Designing the Sample Application
The primary purpose of this application was to replace the whiteboard stuck to our kitchen refrigerator. While the whiteboard works well in terms of ease of use, it's limited to showing a single month at a time and subject to data loss if someone happens to smudge the writing when retrieving an afternoon snack. It's also time consuming to redraw a new calendar at the beginning of each month. Besides, I can't check that calendar from work!
If cross-platform is one of your end goals in designing an application, you'll want to watch for any code tied to a particular operating system. For example, platform-specific filenames and file paths will cause problems if you aren't careful. Little things such as case sensitivity will bite you when you try to run the application on a different platform. Instead, use built-in features such as the Server.MapPath
method to discover your application directory at runtime rather than hard coding paths to a specific location.
This simple example consists of a single Web form containing a calendar control and a data grid. One XML file holds an entire year's worth of appointments. The application reads the XML file into a single DataSet when it first loads. It then displays the current month with appointment details displayed for the proper day (see Figure 1
|Figure 1. The Family Calendar Application: The application reads appointment data from an XML file into a DataSet and displays the current month by default with the appointments displayed in the appropriate day cells of the calendar.|
Writing the code was not that difficult. Even if you're a novice at C# you'll find lots of examples with a few simple Google queries. The Microsoft Visual Studio documentation and MSDN Web site are full of good information as well. I get a lot of good tips from reading Web logs. For example, the http://weblogs.asp.net
site gathers feeds from various writers both inside and outside of Microsoft and aggregates them into a single feed.
One thing I really like about Visual Studio is the ability to create an ASP.NET page by just dragging and dropping controls onto the design surface. Once you have the controls on the page (a calendar control and a DataGrid in this case), you set the visual properties, add a few event handler stubs, and you're ready to code.

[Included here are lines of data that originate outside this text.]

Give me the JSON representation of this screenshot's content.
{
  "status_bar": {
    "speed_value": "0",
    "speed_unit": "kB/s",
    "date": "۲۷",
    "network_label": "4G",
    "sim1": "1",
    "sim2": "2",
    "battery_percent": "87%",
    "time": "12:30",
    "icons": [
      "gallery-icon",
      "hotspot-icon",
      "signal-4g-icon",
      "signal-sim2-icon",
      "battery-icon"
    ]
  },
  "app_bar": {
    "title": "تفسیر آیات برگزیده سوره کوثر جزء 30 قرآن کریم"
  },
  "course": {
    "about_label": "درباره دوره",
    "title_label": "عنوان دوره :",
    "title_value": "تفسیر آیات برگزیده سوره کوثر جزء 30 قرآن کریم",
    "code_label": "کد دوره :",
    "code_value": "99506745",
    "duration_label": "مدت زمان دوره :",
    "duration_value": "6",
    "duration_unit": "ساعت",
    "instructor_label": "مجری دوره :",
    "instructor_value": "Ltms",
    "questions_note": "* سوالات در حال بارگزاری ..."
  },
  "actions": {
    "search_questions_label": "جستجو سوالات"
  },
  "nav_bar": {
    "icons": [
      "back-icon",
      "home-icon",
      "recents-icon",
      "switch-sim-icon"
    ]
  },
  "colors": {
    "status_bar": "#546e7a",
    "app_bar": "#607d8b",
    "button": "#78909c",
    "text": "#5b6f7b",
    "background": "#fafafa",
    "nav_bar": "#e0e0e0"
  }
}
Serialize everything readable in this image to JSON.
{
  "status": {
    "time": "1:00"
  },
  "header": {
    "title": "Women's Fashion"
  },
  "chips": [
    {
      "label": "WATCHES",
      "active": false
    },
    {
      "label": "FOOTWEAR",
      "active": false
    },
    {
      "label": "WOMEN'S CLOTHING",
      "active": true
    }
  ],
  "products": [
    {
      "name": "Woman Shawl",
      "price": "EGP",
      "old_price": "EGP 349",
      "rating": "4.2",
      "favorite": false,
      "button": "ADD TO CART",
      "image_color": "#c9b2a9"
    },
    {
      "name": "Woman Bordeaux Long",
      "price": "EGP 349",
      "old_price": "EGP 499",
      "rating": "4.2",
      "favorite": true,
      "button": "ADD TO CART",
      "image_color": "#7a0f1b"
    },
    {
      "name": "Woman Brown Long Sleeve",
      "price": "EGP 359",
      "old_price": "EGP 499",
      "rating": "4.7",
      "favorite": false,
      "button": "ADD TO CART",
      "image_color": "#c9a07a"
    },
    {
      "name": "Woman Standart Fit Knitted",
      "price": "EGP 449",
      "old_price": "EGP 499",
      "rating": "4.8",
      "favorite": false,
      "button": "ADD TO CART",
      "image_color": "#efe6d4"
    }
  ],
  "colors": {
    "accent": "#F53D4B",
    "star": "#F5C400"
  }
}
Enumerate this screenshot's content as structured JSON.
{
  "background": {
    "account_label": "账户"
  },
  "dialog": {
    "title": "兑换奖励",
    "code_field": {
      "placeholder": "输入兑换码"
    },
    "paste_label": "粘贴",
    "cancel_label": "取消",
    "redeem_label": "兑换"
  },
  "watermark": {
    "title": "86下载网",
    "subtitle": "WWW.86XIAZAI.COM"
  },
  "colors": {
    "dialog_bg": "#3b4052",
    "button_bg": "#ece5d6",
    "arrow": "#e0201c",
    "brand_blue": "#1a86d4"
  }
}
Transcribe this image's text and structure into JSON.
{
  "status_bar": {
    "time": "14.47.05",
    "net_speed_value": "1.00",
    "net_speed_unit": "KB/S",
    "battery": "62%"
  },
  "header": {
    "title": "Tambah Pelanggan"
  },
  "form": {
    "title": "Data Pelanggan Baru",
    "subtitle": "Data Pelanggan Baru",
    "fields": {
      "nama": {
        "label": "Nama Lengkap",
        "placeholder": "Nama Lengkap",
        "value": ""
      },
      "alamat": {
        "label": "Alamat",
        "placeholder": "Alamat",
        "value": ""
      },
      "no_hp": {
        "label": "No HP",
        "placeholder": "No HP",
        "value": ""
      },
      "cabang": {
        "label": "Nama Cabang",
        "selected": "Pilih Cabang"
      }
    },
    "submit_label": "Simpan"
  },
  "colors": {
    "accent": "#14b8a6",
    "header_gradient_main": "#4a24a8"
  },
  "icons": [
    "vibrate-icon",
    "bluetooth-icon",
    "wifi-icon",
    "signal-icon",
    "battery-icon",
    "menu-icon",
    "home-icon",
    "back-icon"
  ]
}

For this application, the events.xml
file holds the information for each event in a single record with the date, time, and description. Here's what the file looks like with three events:
<?xml version="1.0" encoding="utf-8" ?>
<Description>Lunch w/ Carol</Description>
To access a DataSet from any function within a page, you must instantiate it as a class-level variable. Place the code immediately after the calendar and DataGrid definitions inserted by the VS designer:
protected DataSet dsEvents = new
Reading in the file requires one line of code:
dsEvents.ReadXml (Server.MapPath ("events.xml"));
After loading the file, the DataSet contains a single table named event
with three columns that hold the date, time, and description for each event. The application then loops through each item for the current month in the event
database using the foreach
keyword and renders each day individually using the DayRender
private void Calendar1_DayRender(object sender,
DataGrid1.DataSource = dsEvents;
foreach (DataRow myDataRow in
string s = myDataRow["Date"].ToString();
if (s != "")
DateTime event_date = DateTime.Parse(s);
if ( (e.Day.Date == event_date) &&
Label aLabel = new Label();
aLabel.Text = " <br>" +
myDataRow["Time"].ToString() + " " +
aLabel.Font.Size = FontUnit.XSmall;